▶ _Dataset excerpts_
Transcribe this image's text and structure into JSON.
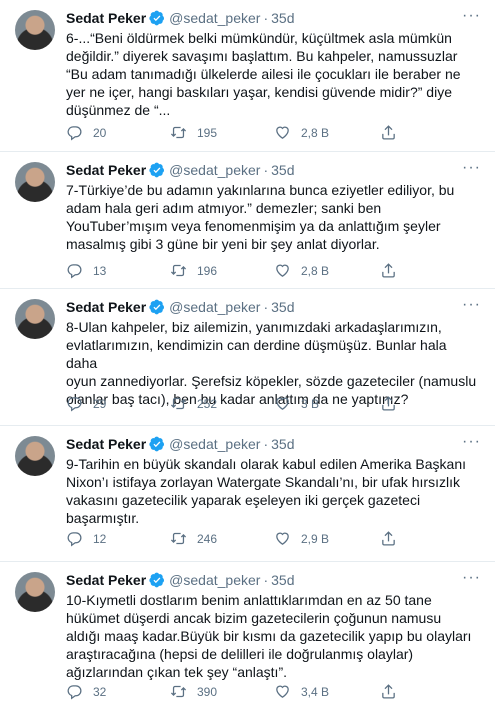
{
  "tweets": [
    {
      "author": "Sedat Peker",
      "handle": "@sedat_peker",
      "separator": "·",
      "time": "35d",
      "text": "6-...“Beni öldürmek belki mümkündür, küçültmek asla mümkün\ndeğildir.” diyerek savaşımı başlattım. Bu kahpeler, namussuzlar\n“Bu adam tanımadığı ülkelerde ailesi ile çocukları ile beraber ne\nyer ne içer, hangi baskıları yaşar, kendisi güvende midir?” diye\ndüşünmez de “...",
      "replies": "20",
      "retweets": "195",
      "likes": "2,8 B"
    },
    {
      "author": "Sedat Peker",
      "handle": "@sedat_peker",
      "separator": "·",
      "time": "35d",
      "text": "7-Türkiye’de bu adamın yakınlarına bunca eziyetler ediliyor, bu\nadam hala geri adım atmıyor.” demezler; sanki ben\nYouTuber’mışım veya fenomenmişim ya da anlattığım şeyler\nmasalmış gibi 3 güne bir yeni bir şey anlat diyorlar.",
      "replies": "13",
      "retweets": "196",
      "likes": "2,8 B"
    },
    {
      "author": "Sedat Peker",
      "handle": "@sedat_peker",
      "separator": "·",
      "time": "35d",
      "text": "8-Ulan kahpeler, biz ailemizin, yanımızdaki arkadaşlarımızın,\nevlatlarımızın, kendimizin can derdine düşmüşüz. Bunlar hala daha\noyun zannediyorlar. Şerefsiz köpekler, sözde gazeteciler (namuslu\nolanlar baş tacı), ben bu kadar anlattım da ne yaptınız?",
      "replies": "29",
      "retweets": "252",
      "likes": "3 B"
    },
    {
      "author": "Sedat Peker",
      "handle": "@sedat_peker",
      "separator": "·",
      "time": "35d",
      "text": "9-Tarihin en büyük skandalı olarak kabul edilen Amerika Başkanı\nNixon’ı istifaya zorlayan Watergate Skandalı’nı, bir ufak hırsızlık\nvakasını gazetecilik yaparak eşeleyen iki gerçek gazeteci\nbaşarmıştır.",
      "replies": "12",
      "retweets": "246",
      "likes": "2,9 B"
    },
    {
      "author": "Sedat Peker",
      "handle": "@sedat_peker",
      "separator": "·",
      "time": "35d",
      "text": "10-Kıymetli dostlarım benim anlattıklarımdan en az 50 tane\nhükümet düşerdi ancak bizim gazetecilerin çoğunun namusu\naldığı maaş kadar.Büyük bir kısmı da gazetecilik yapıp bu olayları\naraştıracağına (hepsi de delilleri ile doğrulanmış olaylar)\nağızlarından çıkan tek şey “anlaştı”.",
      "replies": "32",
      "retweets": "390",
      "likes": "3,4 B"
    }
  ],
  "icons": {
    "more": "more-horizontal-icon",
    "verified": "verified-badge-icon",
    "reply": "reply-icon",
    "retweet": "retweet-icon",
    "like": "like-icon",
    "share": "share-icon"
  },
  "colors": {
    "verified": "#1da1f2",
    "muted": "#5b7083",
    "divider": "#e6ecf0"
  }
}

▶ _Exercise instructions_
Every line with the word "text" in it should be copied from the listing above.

▶ _Answer to this problem_
Transcribe this image's text and structure into JSON.
      "text": "6-...“Beni öldürmek belki mümkündür, küçültmek asla mümkün\ndeğildir.” diyerek savaşımı başlattım. Bu kahpeler, namussuzlar\n“Bu adam tanımadığı ülkelerde ailesi ile çocukları ile beraber ne\nyer ne içer, hangi baskıları yaşar, kendisi güvende midir?” diye\ndüşünmez de “...",
      "text": "7-Türkiye’de bu adamın yakınlarına bunca eziyetler ediliyor, bu\nadam hala geri adım atmıyor.” demezler; sanki ben\nYouTuber’mışım veya fenomenmişim ya da anlattığım şeyler\nmasalmış gibi 3 güne bir yeni bir şey anlat diyorlar.",
      "text": "8-Ulan kahpeler, biz ailemizin, yanımızdaki arkadaşlarımızın,\nevlatlarımızın, kendimizin can derdine düşmüşüz. Bunlar hala daha\noyun zannediyorlar. Şerefsiz köpekler, sözde gazeteciler (namuslu\nolanlar baş tacı), ben bu kadar anlattım da ne yaptınız?",
      "text": "9-Tarihin en büyük skandalı olarak kabul edilen Amerika Başkanı\nNixon’ı istifaya zorlayan Watergate Skandalı’nı, bir ufak hırsızlık\nvakasını gazetecilik yaparak eşeleyen iki gerçek gazeteci\nbaşarmıştır.",
      "text": "10-Kıymetli dostlarım benim anlattıklarımdan en az 50 tane\nhükümet düşerdi ancak bizim gazetecilerin çoğunun namusu\naldığı maaş kadar.Büyük bir kısmı da gazetecilik yapıp bu olayları\naraştıracağına (hepsi de delilleri ile doğrulanmış olaylar)\nağızlarından çıkan tek şey “anlaştı”.",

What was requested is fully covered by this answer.